Reform of quangos by politicians just not happening
And the new water authority is the most serious example of Government backtracking on change, writes Colm McCarthy
In the Budget for 2009, delivered in October 2008, more than five years ago, the then government committed itself to a programme of reforming how the Irish State operates. There were simply too many State agencies at national, regional and local level. Aside from cost, the duplication of effort and competition between agencies was a hindrance to orderly public administration.
The current Government entered office after the February 2011 election and committed itself to an intensified spring-cleaning of the administrative structures. It has now become clear that the commitment of the Irish political system to structural reform is uneven at best and singularly absent in numerous areas. There has been no cull of the quangos.
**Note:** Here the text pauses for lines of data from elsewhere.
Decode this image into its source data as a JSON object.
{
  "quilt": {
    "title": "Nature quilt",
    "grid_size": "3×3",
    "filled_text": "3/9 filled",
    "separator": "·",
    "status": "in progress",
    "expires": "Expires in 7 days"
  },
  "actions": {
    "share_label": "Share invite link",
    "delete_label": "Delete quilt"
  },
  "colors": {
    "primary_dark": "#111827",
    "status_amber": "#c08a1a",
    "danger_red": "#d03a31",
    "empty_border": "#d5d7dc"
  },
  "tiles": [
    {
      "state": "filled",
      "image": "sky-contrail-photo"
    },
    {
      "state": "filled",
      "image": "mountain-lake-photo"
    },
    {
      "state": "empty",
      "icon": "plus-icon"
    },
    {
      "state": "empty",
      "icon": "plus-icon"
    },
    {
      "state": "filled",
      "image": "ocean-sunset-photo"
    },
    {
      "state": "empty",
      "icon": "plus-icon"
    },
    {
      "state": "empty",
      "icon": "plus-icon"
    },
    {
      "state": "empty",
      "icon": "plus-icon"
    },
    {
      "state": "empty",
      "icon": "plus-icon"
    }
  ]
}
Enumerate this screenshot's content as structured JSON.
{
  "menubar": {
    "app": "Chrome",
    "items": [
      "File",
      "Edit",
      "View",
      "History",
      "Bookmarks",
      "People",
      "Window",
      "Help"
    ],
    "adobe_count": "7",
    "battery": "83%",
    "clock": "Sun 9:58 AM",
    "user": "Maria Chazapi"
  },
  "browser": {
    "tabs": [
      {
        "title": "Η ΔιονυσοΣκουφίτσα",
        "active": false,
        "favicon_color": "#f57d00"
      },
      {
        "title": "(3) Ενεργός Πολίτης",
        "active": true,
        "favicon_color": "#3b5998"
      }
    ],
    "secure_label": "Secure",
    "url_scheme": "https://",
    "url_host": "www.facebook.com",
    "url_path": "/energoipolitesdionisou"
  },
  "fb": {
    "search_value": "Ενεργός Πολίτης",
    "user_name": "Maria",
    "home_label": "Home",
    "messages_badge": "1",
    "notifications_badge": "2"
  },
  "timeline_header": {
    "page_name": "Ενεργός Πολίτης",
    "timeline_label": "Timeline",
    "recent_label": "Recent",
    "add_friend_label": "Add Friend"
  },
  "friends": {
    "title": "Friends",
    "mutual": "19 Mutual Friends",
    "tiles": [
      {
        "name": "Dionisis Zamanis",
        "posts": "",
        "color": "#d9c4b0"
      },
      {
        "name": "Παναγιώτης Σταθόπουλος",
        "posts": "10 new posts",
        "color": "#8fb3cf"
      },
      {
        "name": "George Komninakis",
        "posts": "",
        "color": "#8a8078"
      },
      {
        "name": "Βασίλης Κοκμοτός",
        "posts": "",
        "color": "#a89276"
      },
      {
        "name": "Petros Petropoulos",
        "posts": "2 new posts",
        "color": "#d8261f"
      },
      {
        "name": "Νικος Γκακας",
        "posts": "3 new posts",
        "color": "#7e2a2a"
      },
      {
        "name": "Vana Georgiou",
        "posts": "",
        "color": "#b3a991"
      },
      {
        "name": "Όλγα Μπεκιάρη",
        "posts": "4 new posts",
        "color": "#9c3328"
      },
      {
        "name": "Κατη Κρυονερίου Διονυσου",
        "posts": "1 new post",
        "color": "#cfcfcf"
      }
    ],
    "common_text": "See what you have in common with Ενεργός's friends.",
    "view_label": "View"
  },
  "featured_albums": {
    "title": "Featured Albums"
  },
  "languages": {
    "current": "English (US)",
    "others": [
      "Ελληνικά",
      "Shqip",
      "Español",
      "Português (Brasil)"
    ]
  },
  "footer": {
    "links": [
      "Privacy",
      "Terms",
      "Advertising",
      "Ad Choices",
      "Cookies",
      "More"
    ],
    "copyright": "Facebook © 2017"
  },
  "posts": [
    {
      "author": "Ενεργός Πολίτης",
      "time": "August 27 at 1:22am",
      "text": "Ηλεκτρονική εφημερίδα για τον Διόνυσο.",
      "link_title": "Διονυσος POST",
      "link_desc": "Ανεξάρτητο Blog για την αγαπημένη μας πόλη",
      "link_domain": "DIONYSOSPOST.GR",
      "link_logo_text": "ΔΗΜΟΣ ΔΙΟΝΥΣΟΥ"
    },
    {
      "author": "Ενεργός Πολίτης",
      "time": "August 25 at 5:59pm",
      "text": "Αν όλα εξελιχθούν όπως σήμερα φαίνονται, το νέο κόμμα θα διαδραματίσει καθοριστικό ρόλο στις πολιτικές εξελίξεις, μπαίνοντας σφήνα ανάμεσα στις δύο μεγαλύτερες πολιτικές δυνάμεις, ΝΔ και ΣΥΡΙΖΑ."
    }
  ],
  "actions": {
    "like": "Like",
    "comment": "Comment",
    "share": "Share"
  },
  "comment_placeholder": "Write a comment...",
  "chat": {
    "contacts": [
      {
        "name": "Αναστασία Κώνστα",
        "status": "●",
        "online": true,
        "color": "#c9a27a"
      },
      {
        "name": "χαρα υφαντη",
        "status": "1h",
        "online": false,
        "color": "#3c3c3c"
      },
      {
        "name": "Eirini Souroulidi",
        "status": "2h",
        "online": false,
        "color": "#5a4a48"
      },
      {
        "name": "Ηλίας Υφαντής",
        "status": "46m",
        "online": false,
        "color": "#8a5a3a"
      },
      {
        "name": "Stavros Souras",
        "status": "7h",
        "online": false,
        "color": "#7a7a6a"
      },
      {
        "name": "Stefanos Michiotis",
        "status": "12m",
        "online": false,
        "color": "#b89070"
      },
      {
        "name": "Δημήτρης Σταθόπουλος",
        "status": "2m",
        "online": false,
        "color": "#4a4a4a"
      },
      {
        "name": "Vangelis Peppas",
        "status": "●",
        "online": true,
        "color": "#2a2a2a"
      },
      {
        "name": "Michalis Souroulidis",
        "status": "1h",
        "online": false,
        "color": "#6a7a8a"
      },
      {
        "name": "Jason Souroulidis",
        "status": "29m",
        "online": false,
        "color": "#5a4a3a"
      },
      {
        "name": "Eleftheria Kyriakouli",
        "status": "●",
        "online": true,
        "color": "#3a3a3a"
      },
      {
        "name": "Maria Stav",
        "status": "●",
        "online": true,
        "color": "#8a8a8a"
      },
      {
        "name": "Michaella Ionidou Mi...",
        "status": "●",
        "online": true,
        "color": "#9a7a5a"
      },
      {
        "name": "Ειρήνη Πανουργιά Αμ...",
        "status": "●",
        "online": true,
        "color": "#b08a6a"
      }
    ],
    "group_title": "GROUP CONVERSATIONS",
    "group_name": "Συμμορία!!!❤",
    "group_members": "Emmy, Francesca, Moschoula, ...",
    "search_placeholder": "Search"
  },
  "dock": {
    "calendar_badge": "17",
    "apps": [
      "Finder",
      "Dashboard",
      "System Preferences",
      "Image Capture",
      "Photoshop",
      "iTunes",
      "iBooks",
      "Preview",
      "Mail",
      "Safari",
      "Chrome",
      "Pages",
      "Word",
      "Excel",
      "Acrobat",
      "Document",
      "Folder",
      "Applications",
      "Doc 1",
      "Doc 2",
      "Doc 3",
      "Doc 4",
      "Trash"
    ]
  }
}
The report of An Bord Snip, released in July 2009, listed a total of 870 Exchequer-funded quangos at local level. The list may have been incomplete, but included 42 Citizen Information Centres, 59 Money Advice and Budgeting Centres, 182 Community Development Projects, 107 Family Resources Centres, 60 Local Partnership and LEADER companies, 41 Community Training Centres, 330 Community Service Projects, 16 Volunteer Centres and 33 County Childcare Committees. The cost was €350m per annum at the time. No doubt many of these bodies do valuable work but it is simply impossible to identify which ones, in the absence of any coherent governance structure. The report recommended the wholesale rationalisation of these activities into a far smaller number of operating units which would enable proper supervision and oversight.